- Enrollment in community colleges is down more than 2% nationally, according to a report from Inside Higher Ed, a trend that many attribute to the growth of jobs and the leveling off of economic recovery from the 2008 recession.
- Georgetown University's Center for Education and the Workforce Executive Director Anthony Carnevale says many Americans believe education to be too expensive an enterprise, requiring, in most cases, students to take out loans in pursuit of a higher paying job they may not get directly after graduation.
- Total enrollment at community colleges has fallen by more than 14% in the last five years, a parallel struggle with four-year enrollment, which decreased by 4% between 2010 and 2014.

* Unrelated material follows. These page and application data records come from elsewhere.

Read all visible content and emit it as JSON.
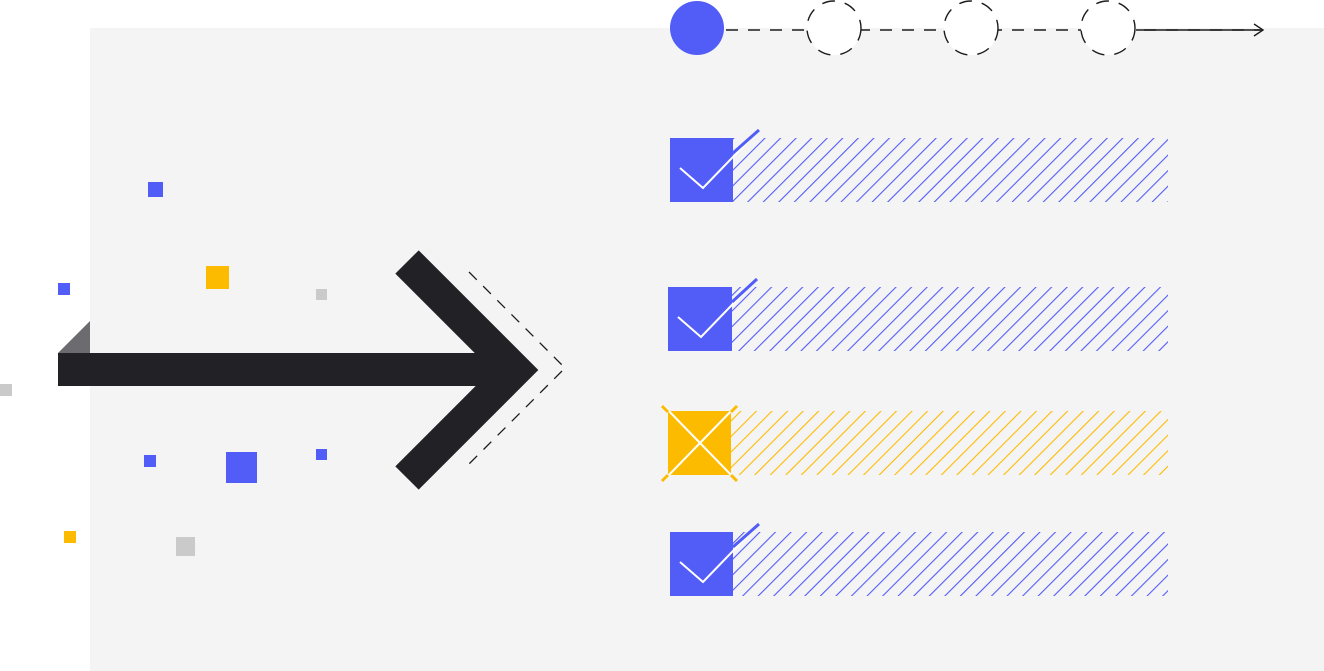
{
  "colors": {
    "background": "#ffffff",
    "panel": "#f4f4f5",
    "accent_blue": "#525cf7",
    "accent_yellow": "#fdbb00",
    "dark": "#222226",
    "arrow_fold": "#6b6b70",
    "confetti_gray": "#cacaca",
    "stroke": "#1c1c1e"
  },
  "progress_track": {
    "step_count": 4,
    "completed_steps": 1
  },
  "checklist": {
    "items": [
      {
        "status": "checked",
        "color": "accent_blue",
        "icon": "checkmark-icon"
      },
      {
        "status": "checked",
        "color": "accent_blue",
        "icon": "checkmark-icon"
      },
      {
        "status": "failed",
        "color": "accent_yellow",
        "icon": "cross-icon"
      },
      {
        "status": "checked",
        "color": "accent_blue",
        "icon": "checkmark-icon"
      }
    ]
  },
  "main_arrow": {
    "icon": "arrow-right-icon",
    "direction": "right"
  }
}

Enrollment trends at both two-year and four-year institutions reflect a growing malaise about the value and impact of a college degree, despite the credential still being the single-biggest predictor of professional success in this country. With increasing coverage of student loan debt and the impact it has on families and the industry of higher education, there is no wonder people are not willing to pay the costs and invest the time necessary for higher education.
For college leaders, this means an emphasis on convenience and access to education, with a clear path towards professional development.